This is also meant to address another reoccurring issue with darkness (horror or otherwise); mainly that it is often assumed to be bad or negative. Once again, this type of thinking does not square well with many of the different forms of dark entertainment, genres and subcultures that approach these things as being enjoyable, empowering and even comforting. It's very obvious that darkness, as it relates to the entertainment or lifestyle space, is more about pleasure and fun. Of course the real issue is that not everyone sees it that way. Countercultures, by definition, are not the majority and most of what we're talking about here falls under that category, with only certain bits and pieces of it bleeding into the mainstream. This isn't to say that there aren't many more people who know about these things, because they do. But they don't necessarily fully embrace them or align with them. They may dabble with the darkness a little occasionally, but they don't see it as friendly. Or to put it in Clive Barker terminology- "They're not Nightbreed. They're meat. Meat for the beast". I think it's this difference in perception that makes a term like "dark fun" necessary, or at least helpful.

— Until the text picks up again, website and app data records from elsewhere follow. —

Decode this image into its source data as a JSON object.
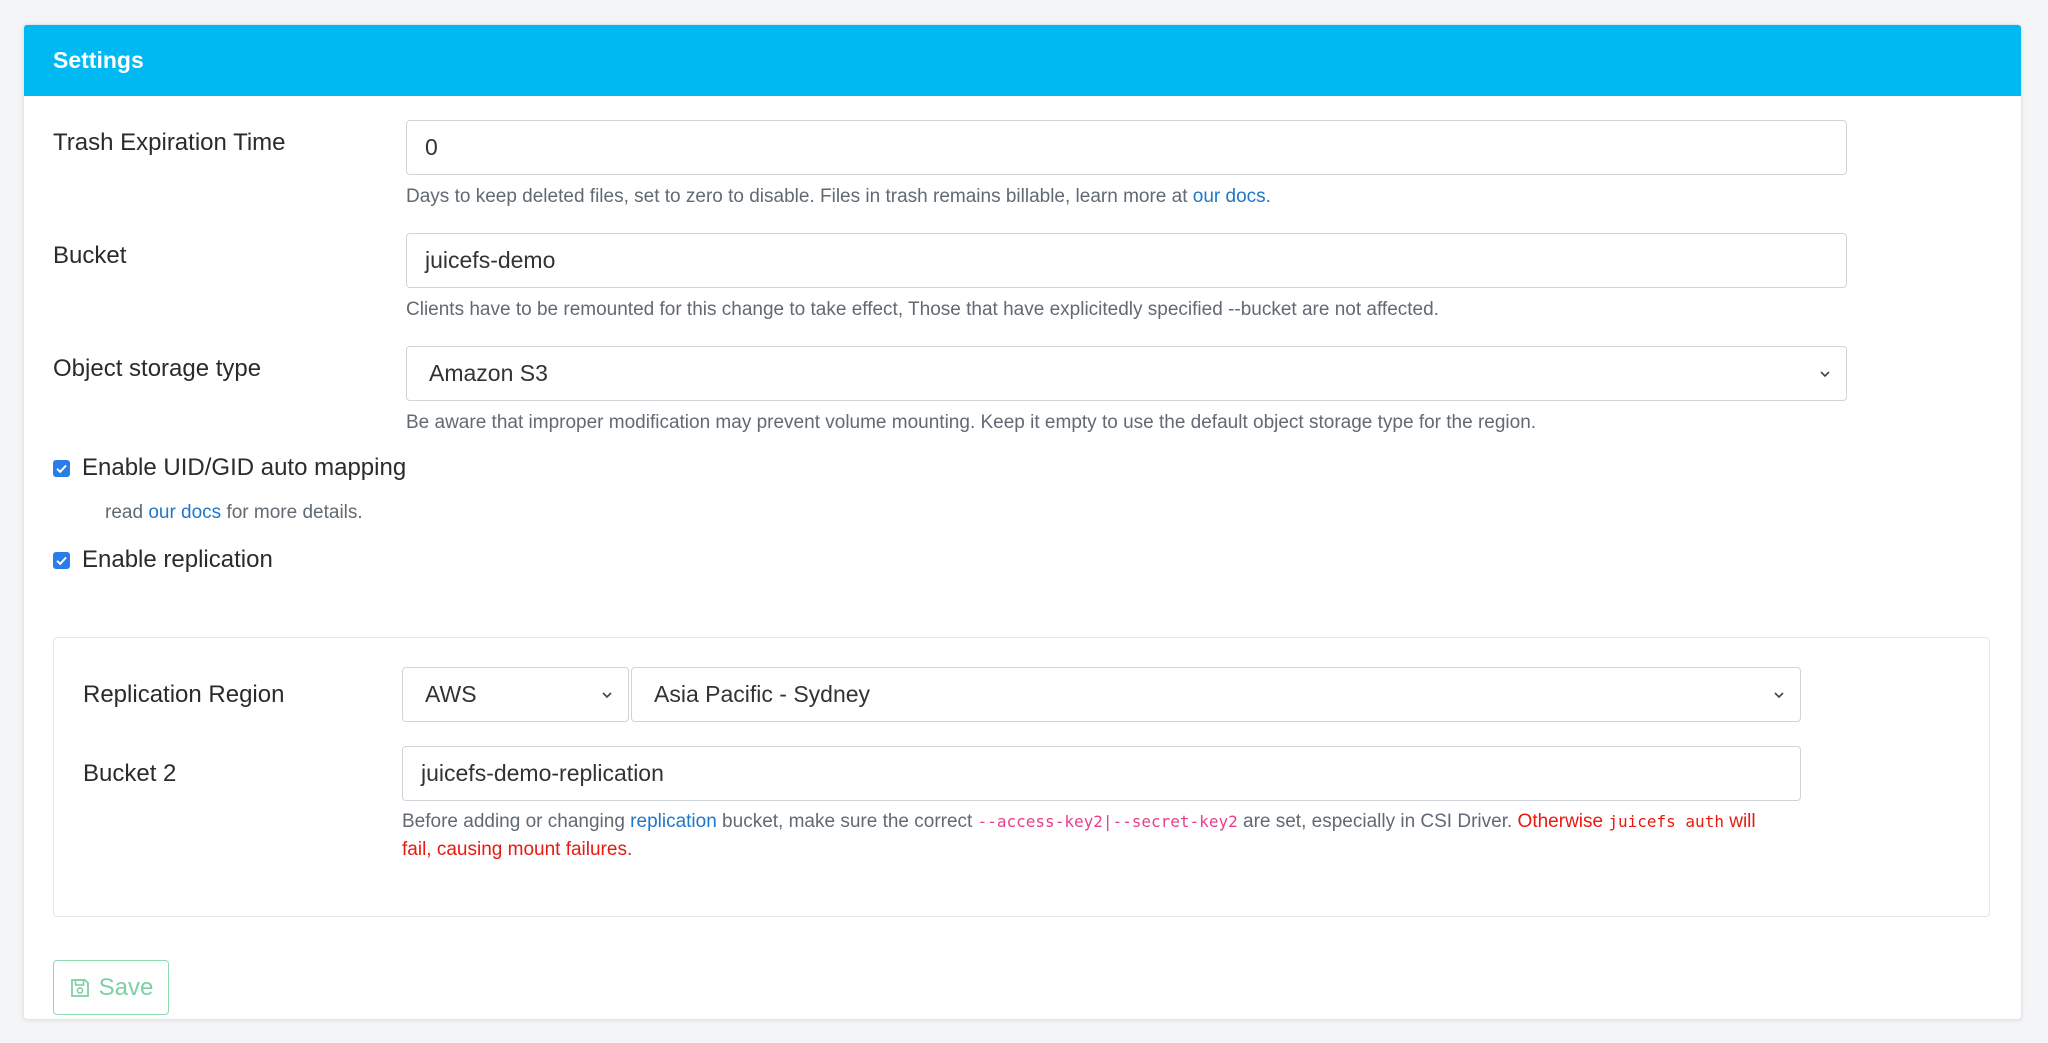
{
  "header": {
    "title": "Settings"
  },
  "trash": {
    "label": "Trash Expiration Time",
    "value": "0",
    "help_prefix": "Days to keep deleted files, set to zero to disable. Files in trash remains billable, learn more at ",
    "help_link": "our docs",
    "help_suffix": "."
  },
  "bucket": {
    "label": "Bucket",
    "value": "juicefs-demo",
    "help": "Clients have to be remounted for this change to take effect, Those that have explicitedly specified --bucket are not affected."
  },
  "storage_type": {
    "label": "Object storage type",
    "selected": "Amazon S3",
    "help": "Be aware that improper modification may prevent volume mounting. Keep it empty to use the default object storage type for the region."
  },
  "uid_mapping": {
    "checked": true,
    "label": "Enable UID/GID auto mapping",
    "help_prefix": "read ",
    "help_link": "our docs",
    "help_suffix": " for more details."
  },
  "replication": {
    "checked": true,
    "label": "Enable replication",
    "region_label": "Replication Region",
    "provider_selected": "AWS",
    "region_selected": "Asia Pacific - Sydney",
    "bucket2_label": "Bucket 2",
    "bucket2_value": "juicefs-demo-replication",
    "help_1": "Before adding or changing ",
    "help_link": "replication",
    "help_2": " bucket, make sure the correct ",
    "help_code": "--access-key2|--secret-key2",
    "help_3": " are set, especially in CSI Driver. ",
    "warn_1": "Otherwise ",
    "warn_code": "juicefs auth",
    "warn_2": " will fail, causing mount failures."
  },
  "save": {
    "label": "Save",
    "icon": "save-icon"
  },
  "colors": {
    "header": "#00b9f2",
    "link": "#1f77c9",
    "checkbox": "#2b7de9",
    "warning": "#e8190f",
    "code": "#e83e8c",
    "save": "#7fcfa4"
  }
}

Perhaps the best way for me to describe my views on this is to use the example of the Addams Family. For this iconic household, the darkness isn't negative or depressing, it's business as usual. They're comfortable in it and they own it. It's their preferred reality and it just so happens to be strange or spooky to everyone else around them. It's not scary to them, it's home.
This idea of darkness not being frightening or even novel, but simply being your reality is something that I can strongly relate to. But it's something that other people seem to have trouble wrapping their heads around. For them it can't be anything but weird. I think that this comes as a result of the fact that in some ways we all live in our own little subjective worlds, our own little bubbles of reality. We exist in our own cultures. The Addams family certainly does. After all, what is normal for the spider is chaos for the fly.
One of the greatest curses of the Internet is that it makes it easier than ever to come face to face with ideas and cultures (including things like subcultures, countercultures, hobbies and fandoms) that might seem alien and bizarre to us. This is why I think there is often so much drama online. People are opening up their closets and skeletons are pouring out in what is essentially a public setting. People are exposed to other people's worlds that they would not have normally had any contact with before this information age. Sometimes these different ways of thinking can seem shocking, frightening or appalling. But this is also one of the greatest strengths of the Internet and modern communication. It's easier than ever to spread ideas. And this puts an individual in a position where they have more options to choose from and more ways of creating and customizing their own personal worlds.
One of the purposes of Twisted Jenius and our mission of "spreading dark fun" is to increase these options. To provide another way of approaching the darkness and looking at it in a way that might be more interesting or appealing to some people. I'm a person who really likes dark and spooky things, not because they are scary or just for the sake of being different, but because I truly enjoy them and find them fun and often comforting. In my world villains are inspirational, strange creatures are cool and the night has a kind of magic and beauty that the day can simply not compete with. My desire is to spread these ideas and to make this spooky version of the world bigger. To turn the collective cultural mindshare just a few shades darker and make the larger, mainstream world of lifestyle and entertainment just a little more friendly for all of our inner monsters to go frolic in.